- _WHAT YOU WILL DO_
Filter the records below for the word "JSON". Keep each line that has it.

- _DATA_
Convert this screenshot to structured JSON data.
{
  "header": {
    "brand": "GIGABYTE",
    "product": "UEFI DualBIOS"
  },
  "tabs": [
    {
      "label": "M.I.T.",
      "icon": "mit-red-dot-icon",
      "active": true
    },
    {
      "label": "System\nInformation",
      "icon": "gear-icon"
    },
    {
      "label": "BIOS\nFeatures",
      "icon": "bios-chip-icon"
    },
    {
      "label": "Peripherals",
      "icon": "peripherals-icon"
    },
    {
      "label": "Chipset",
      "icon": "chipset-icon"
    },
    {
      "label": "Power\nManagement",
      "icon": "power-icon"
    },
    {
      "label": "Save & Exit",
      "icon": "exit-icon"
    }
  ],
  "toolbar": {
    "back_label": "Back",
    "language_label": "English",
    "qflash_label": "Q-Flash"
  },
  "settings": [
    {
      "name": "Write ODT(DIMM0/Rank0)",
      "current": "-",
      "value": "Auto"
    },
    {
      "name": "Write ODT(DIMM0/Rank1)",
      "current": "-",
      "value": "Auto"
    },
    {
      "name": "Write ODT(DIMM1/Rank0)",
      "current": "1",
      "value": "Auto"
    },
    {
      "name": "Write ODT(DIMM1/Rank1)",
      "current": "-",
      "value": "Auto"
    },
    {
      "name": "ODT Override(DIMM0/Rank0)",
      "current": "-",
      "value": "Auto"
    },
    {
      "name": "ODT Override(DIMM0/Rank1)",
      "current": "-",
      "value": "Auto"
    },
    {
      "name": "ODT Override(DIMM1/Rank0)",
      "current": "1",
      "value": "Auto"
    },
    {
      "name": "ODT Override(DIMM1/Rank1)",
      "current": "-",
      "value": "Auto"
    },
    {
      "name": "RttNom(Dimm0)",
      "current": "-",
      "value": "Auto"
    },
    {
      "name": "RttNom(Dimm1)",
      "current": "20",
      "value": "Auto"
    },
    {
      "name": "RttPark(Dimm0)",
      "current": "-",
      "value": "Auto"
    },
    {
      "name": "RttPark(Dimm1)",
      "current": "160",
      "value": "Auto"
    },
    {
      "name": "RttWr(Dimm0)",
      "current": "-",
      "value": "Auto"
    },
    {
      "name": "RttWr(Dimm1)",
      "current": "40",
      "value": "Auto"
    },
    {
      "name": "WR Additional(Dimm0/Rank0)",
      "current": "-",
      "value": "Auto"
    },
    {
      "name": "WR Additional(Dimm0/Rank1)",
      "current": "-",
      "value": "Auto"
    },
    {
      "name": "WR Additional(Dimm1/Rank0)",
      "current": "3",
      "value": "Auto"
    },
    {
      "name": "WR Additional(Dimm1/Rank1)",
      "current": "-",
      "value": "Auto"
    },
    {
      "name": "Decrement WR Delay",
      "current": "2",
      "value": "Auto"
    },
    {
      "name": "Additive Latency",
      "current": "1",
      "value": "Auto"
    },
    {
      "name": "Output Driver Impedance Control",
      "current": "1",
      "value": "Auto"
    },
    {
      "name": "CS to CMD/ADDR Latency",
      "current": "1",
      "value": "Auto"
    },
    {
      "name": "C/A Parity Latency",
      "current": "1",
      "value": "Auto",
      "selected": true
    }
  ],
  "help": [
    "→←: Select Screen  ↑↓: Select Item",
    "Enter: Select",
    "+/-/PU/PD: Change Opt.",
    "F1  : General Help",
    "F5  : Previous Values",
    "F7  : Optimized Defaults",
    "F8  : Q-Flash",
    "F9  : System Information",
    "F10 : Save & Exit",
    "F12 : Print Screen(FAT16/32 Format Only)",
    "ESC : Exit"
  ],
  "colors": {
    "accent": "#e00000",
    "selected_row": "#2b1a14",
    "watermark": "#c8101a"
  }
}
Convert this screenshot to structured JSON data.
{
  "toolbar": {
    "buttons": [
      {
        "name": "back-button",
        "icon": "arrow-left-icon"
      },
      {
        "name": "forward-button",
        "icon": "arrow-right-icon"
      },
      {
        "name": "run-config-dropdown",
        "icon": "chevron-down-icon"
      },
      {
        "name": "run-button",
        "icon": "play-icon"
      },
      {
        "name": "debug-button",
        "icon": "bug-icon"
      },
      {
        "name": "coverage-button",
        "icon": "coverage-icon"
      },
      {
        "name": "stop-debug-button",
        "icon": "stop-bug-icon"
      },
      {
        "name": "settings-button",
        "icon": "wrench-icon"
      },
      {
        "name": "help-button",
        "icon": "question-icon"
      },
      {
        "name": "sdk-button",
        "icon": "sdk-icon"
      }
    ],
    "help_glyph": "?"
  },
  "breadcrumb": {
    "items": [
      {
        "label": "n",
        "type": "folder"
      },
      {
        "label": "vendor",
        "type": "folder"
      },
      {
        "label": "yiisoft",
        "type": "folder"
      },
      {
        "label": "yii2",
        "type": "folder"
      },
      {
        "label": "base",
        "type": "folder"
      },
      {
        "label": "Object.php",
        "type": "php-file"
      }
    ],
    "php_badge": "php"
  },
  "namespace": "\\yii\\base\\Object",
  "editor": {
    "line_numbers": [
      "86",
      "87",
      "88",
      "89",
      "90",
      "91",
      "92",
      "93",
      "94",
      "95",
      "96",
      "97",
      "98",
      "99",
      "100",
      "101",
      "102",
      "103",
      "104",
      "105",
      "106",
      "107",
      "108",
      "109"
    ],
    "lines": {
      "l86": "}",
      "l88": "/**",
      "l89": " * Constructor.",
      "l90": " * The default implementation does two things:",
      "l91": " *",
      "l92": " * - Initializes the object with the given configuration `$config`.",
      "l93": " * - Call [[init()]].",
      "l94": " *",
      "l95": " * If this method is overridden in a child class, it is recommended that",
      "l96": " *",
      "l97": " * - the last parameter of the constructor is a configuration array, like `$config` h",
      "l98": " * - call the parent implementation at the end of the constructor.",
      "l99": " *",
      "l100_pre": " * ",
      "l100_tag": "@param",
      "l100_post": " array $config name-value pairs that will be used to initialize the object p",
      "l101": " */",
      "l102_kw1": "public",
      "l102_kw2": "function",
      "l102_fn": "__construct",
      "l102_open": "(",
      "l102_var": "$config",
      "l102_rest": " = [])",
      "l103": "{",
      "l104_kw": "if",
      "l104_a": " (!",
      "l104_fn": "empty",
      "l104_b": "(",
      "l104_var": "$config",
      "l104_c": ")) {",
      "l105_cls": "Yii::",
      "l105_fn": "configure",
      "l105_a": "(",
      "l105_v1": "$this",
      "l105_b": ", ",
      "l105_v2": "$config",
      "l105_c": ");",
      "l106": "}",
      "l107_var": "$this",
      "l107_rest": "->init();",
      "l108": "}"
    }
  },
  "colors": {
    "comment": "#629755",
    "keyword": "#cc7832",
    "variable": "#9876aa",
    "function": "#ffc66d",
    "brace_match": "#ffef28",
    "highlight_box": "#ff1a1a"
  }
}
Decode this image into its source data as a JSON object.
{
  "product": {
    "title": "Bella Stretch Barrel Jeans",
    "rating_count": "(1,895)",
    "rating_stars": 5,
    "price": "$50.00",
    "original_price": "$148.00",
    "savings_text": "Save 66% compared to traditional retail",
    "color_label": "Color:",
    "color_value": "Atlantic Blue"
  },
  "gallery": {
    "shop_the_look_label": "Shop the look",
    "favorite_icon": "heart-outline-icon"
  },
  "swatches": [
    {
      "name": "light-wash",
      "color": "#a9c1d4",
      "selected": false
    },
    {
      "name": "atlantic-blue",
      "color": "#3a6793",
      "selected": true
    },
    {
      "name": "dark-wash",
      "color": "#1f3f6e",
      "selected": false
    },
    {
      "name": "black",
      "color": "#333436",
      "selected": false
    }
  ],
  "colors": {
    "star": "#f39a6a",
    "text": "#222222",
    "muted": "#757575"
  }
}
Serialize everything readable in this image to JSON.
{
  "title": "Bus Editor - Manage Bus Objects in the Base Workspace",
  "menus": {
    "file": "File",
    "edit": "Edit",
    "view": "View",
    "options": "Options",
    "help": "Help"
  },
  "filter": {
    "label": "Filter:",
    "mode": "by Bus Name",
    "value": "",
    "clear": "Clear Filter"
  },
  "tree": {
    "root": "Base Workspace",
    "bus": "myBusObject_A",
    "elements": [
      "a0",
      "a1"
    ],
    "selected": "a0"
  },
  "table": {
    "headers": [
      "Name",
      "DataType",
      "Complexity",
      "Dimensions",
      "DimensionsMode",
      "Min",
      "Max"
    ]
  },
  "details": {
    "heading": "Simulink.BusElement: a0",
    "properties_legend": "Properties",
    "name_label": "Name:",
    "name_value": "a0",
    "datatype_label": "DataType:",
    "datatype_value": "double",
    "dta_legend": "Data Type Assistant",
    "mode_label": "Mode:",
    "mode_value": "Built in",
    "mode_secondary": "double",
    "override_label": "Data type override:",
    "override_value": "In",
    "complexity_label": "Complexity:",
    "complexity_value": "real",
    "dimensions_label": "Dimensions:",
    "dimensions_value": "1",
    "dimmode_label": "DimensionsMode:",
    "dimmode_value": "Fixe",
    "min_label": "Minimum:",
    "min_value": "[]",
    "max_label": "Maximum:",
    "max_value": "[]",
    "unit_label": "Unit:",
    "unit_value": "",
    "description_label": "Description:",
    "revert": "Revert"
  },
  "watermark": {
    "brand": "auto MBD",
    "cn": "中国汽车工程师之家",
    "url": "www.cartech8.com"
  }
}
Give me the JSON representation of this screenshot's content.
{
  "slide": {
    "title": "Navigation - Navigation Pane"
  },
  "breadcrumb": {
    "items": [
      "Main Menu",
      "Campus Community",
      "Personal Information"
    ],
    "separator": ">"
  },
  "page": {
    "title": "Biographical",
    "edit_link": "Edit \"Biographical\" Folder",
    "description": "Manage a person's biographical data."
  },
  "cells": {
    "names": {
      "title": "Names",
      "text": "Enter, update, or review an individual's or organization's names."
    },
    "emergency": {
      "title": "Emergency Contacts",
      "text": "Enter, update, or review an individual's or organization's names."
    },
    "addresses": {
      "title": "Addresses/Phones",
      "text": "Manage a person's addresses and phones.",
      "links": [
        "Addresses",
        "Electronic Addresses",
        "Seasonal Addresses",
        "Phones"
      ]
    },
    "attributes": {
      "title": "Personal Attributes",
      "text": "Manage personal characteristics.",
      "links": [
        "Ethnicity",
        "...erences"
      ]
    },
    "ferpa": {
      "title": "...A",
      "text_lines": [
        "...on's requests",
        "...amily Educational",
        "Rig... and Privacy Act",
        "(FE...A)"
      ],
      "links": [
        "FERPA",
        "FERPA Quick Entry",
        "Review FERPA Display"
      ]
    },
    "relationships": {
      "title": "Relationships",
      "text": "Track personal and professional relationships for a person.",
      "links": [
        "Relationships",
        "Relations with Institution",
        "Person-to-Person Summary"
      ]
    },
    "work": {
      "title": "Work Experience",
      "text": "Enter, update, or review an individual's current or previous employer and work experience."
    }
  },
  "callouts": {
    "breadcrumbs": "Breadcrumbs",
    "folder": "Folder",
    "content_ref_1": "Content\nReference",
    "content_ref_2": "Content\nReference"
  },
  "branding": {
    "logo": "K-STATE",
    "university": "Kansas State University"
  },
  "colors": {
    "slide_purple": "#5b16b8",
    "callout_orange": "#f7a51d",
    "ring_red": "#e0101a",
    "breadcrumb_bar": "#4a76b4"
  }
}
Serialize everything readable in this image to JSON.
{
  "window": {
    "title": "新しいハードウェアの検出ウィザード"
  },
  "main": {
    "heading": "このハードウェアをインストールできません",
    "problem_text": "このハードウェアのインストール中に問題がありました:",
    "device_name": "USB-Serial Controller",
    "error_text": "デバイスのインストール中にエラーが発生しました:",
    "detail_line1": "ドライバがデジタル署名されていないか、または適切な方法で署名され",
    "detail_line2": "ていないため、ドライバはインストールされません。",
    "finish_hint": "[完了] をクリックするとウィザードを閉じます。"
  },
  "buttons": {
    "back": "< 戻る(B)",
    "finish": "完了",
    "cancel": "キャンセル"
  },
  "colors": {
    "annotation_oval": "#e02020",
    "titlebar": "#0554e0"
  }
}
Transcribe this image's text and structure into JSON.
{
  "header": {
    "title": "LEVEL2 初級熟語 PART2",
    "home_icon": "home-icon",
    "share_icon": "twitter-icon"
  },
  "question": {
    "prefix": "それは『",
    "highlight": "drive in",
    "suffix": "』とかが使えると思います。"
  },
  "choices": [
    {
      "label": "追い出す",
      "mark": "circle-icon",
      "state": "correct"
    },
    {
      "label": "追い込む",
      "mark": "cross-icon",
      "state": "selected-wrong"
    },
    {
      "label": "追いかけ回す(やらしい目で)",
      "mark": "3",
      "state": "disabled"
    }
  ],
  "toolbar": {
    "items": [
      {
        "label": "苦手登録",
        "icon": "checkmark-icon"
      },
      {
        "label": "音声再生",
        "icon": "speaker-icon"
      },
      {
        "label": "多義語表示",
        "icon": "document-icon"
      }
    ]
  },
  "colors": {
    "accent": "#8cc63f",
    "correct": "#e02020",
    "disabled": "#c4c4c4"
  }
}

- _TASK RESULT_
Convert this screenshot to structured JSON data.
Convert this screenshot to structured JSON data.
Decode this image into its source data as a JSON object.
Serialize everything readable in this image to JSON.
Give me the JSON representation of this screenshot's content.
Serialize everything readable in this image to JSON.
Transcribe this image's text and structure into JSON.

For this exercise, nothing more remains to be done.